Westbury is situated under the north-western bluffs of Salisbury Plain, cut into which is one of our line’s most distinctive landmarks, the Westbury White Horse. Once believed to have been created to celebrate a great Saxon victory over the Danes in 878, no evidence has yet been found for the existence of the Westbury White Horse before the 1720s. The form of the current White Horse dates from 1778, although its original shape may have been quite different from the horse seen today. One 18th century engraving shows the horse facing to the right, but in its current form it faces to the left.
The centre of town is surprisingly quaint, particularly around the Market Place, behind which is the churchyard of All Saints' Church (14th century). The church boasts the third heaviest ring of bells in the world, an Erasmus Bible and a 16th century clock with no face constructed by a local blacksmith. The town has some interesting independent retail stores, and splendid Victorian swimming baths, with the oldest indoor pool still in use in the country.

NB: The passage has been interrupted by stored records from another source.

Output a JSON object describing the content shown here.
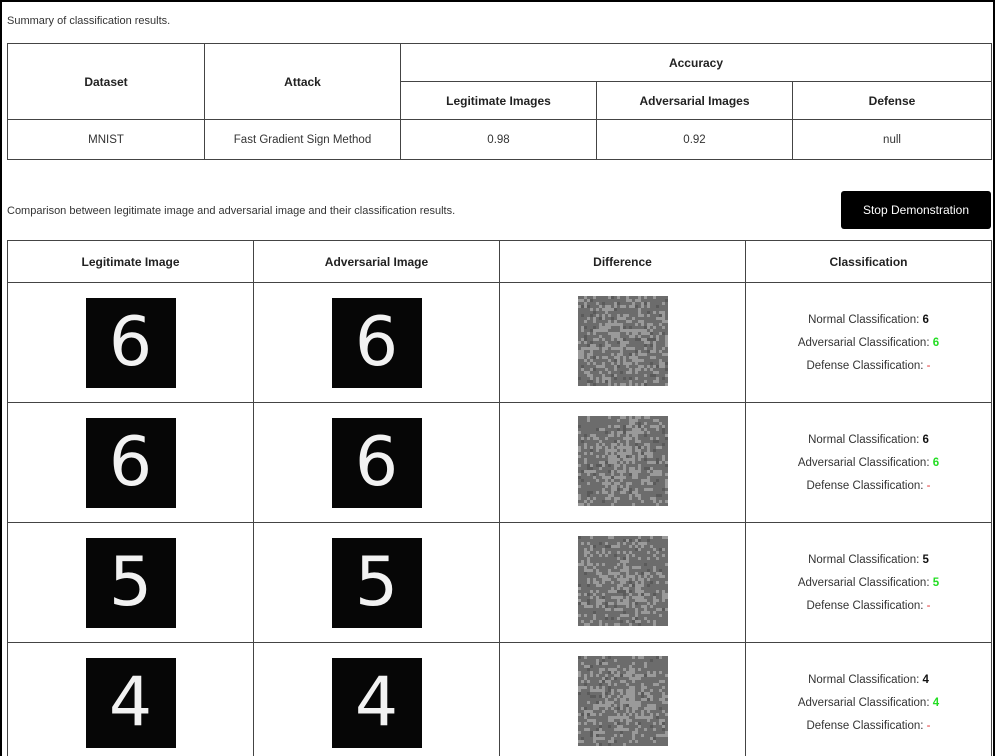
{
  "summary": {
    "caption": "Summary of classification results.",
    "headers": {
      "dataset": "Dataset",
      "attack": "Attack",
      "accuracy": "Accuracy",
      "legitimate": "Legitimate Images",
      "adversarial": "Adversarial Images",
      "defense": "Defense"
    },
    "row": {
      "dataset": "MNIST",
      "attack": "Fast Gradient Sign Method",
      "legitimate": "0.98",
      "adversarial": "0.92",
      "defense": "null"
    }
  },
  "comparison": {
    "caption": "Comparison between legitimate image and adversarial image and their classification results.",
    "stop_button": "Stop Demonstration",
    "headers": {
      "legitimate": "Legitimate Image",
      "adversarial": "Adversarial Image",
      "difference": "Difference",
      "classification": "Classification"
    },
    "labels": {
      "normal": "Normal Classification: ",
      "adversarial": "Adversarial Classification: ",
      "defense": "Defense Classification: "
    },
    "rows": [
      {
        "legit_digit": "6",
        "adv_digit": "6",
        "normal": "6",
        "adversarial": "6",
        "defense": "-"
      },
      {
        "legit_digit": "6",
        "adv_digit": "6",
        "normal": "6",
        "adversarial": "6",
        "defense": "-"
      },
      {
        "legit_digit": "5",
        "adv_digit": "5",
        "normal": "5",
        "adversarial": "5",
        "defense": "-"
      },
      {
        "legit_digit": "4",
        "adv_digit": "4",
        "normal": "4",
        "adversarial": "4",
        "defense": "-"
      }
    ]
  },
  "colors": {
    "adversarial_text": "#22dd22",
    "defense_text": "#e03030",
    "diff_background": "#6c6c6c",
    "diff_noise": "#9a9a9a"
  }
}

The town centre is just under a mile from the station, but is signposted along the route, and there is a useful map on the front wall of the station (to the left as you exit). At the top of the station approach road, turn right at the roundabout. There are also reasonably frequent buses along the main road at that point. Again, details are available at the front of the station.